Florence Pugh (Don’t Worry Darling, Black Widow) plays Allison, a fun-loving young woman who is engaged to Nathan (Chinaza Uche). While driving to try on her wedding dress, Allison gets in a car accident which killed her future sister in law and her husband. A year later we catch up to Allison, addicted to prescription pills and unable to cope with the mental and emotional pain of what happened. While seeking help, she runs into her once future father-in-law Daniel, played by Morgan Freeman. Daniel, attempts to help Allison and the pair develop an unlikely kinship as they work through their grief, lives, and family issues.
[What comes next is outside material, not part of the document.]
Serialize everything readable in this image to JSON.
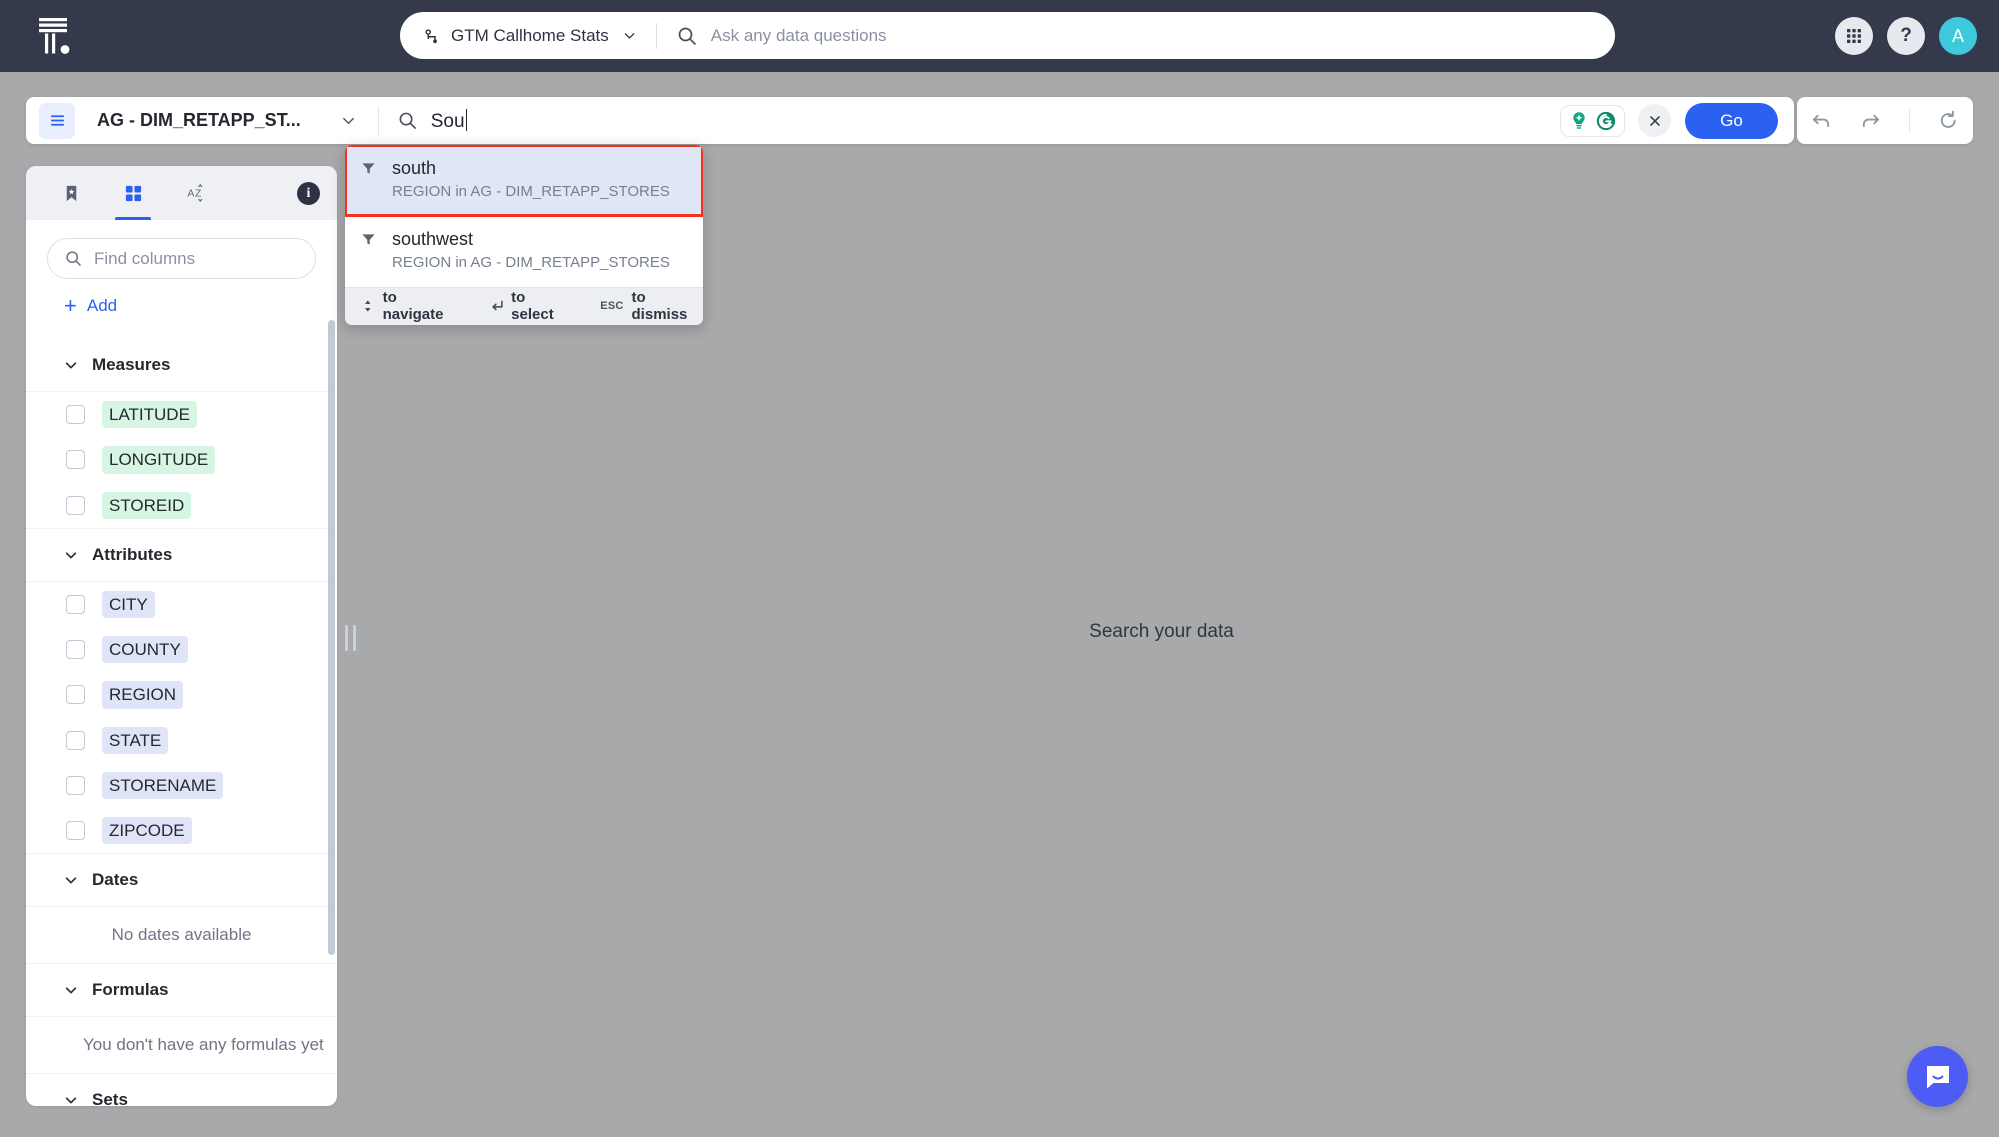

Pugh is dynamic as Allison whom she portrays as hurting, broken and yet likable throughout. We observe her understandable pain and find ourselves rooting for her because she is simply a good person. Pugh’s connection with Morgan Freeman is excellent, their non-traditional mentor and mentee situation is both believable and enjoyable. In my opinion, Freeman delivers one of his best performances in years. He has the depth of a man who has never found forgiveness for his past, while dealing with the grief of losing his child. He also has to raise his granddaughter who is from a generation he does not understand, and who is also working through her own grief of losing her mother. And yet, for reasons of his own, Daniel finds it within himself to help the one who harmed him. He is a man who is as much endearing a good person as he is flawed. Couple Pugh and Freeman with a strong supporting cast and we have a film that is realistic in its emotion and genuine in its story, and worthy of your time.
4 out of 5 stars